These are the 40 convolution (7x7) convolution filters from hidden layer 1 that were outputted. Interpretation is extremely hard obviously, but we can see through the first example that the convolution filter marks the following features:

Full Training Data: Facial Keypoints Detection

Please note that from this point onward, I decided to use the MAE (L1-loss) since we are optimizing for that in the Kaggle competition. Additionally, since I jumped from part (i) to this part, I had not normalized the points and therefore the loss values are in a significantly higher order. For the last part, I used a ResNet18. Residual Nets are basically Neural Networks that make hops from layers to layers and skip certain hidden layers. The specific, kind that I implemented is the standard ResNet18. The benefits from ResNets is that they essentially simplify the network and use the few layers in the initial training stages.

MAE Reported (Kaggle): 26.869 (alpha = 0.1)

The following plot shows the sweep:
Let's try lager values! How does 0.1 compare to 0.5?
As per the sweep, we can infer that 0.1 is doing almost the same as 0.5 per validation set. We will be sticking with 0.1 Consequently, earlier trials have shown that a batch size of 4 while using the Adam optimizer.
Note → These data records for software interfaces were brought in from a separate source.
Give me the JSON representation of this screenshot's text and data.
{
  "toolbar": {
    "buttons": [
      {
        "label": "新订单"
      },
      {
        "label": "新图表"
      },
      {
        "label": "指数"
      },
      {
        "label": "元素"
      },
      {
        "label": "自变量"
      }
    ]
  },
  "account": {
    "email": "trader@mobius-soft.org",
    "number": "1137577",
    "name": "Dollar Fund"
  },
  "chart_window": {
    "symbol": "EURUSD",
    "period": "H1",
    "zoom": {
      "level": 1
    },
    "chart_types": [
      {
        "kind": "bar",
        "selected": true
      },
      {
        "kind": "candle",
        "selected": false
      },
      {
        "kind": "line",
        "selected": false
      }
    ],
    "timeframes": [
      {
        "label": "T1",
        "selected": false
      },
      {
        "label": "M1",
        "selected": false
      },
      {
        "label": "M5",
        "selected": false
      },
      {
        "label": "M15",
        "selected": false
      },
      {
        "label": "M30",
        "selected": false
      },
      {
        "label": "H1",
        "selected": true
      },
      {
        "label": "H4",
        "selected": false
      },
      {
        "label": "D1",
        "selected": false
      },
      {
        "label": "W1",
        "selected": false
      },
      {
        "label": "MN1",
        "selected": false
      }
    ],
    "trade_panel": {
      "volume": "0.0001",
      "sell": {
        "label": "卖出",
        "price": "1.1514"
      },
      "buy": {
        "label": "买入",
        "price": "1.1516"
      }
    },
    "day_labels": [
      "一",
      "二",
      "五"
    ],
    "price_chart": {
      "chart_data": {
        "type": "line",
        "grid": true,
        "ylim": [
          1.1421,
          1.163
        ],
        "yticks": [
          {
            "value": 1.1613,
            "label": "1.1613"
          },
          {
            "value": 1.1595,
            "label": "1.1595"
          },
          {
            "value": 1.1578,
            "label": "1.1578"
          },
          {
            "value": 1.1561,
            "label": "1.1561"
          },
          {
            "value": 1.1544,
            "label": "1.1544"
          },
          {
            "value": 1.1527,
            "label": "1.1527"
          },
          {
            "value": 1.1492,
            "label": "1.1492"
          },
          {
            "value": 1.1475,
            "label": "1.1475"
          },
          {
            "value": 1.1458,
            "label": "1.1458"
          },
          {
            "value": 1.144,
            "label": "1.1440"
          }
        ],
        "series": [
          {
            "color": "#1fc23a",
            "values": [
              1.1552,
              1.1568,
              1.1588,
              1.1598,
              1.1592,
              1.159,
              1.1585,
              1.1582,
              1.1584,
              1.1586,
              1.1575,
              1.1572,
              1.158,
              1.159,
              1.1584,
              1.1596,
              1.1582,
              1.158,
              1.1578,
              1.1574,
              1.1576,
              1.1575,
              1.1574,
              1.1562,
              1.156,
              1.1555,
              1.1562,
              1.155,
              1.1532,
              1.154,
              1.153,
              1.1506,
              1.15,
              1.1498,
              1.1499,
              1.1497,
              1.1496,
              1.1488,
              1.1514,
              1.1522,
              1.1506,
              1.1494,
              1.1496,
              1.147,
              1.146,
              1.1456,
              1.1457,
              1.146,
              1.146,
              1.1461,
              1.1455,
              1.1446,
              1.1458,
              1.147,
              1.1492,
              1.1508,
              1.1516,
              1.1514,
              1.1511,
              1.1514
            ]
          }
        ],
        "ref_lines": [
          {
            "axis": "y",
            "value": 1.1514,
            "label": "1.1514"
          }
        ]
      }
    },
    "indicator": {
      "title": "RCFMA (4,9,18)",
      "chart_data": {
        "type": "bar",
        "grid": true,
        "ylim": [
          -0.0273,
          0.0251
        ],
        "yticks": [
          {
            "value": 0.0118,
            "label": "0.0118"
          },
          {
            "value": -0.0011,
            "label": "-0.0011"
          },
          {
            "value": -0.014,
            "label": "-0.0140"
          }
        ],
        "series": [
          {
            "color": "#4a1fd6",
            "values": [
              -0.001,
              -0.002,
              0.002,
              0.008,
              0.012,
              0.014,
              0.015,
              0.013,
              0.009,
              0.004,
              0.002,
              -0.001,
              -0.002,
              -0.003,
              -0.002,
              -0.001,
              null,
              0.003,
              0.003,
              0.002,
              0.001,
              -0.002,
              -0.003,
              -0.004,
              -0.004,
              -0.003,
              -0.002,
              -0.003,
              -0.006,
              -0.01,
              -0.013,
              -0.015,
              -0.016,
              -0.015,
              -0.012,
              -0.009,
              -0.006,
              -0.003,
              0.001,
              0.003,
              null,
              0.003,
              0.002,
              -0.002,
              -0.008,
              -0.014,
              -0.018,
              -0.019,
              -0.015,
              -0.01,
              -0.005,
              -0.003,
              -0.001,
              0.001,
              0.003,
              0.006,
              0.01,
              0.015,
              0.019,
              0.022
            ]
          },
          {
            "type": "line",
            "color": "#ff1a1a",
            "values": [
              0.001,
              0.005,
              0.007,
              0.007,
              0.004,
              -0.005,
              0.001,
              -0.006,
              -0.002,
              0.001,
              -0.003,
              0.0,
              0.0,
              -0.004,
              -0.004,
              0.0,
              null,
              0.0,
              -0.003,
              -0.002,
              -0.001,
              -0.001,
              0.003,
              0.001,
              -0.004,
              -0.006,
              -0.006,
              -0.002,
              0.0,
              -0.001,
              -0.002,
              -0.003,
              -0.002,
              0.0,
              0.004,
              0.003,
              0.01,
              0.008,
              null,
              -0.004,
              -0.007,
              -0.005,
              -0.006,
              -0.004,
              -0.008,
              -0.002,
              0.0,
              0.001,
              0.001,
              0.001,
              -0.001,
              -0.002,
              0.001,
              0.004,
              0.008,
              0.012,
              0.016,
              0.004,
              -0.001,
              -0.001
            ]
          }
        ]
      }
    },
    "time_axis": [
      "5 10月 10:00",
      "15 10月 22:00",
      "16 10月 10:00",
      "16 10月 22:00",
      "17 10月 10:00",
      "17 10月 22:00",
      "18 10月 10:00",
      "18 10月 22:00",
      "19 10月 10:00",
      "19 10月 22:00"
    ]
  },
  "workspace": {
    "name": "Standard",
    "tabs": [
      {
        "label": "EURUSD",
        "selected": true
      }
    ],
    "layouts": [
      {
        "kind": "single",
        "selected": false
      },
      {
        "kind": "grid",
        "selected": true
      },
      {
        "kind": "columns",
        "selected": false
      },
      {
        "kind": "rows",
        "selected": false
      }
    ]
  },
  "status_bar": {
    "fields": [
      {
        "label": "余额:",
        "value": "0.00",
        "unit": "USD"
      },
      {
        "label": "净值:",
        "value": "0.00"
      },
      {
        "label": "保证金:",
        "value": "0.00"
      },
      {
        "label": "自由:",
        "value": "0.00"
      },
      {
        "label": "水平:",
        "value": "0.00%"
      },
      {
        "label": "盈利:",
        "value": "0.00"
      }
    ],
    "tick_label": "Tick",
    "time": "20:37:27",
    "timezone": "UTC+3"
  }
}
The following sample yielded the following results: It seems like that it generally is good at detecting faces and where the eyes are at. However, with the 10 epochs, it is still not perfectly able to distinguish the shape of the outsides of the face. Additionally, it is significantly having difficulties with many sideways pictures where heads are asymmetrical due to non direct perspectives. Additionally, the beard might have influenced the ResNet as well.

Bells and Whistles: Blurpool

Instead of using maxpool that is being used in the ResNet18, I have decided to substitute the layer that uses MaxPool with BlurPool. BlurPool basically creates some kind of blurring before it samples which prevents aliasing. The results were significantly better. I used the hyperparameters from the neural net before this (0.1) and also 0.5 (since they showed same stabilizing behavior) and it yielded the following results"

This provided the following training/validation error plot:
Comparing the ResNet-18 with MaxPool and ResNet-18 with BlurPool, with the same number of epochs (10), we see that ResNet-18 with blurpool wins handsdown, since it had a 17.13349 vs the 26.869 by the regular resnet.
Let's sample and plot the results:
Finally, for my submission, I decided to run the BlurPool Resnet for 25 epochs. The learning rate here is 0.1 and all the other hyperparamters are exactly the same as in the previous part for running the regular resnet.

Final MAE (Kaggle Reported): 14.69813

Much better!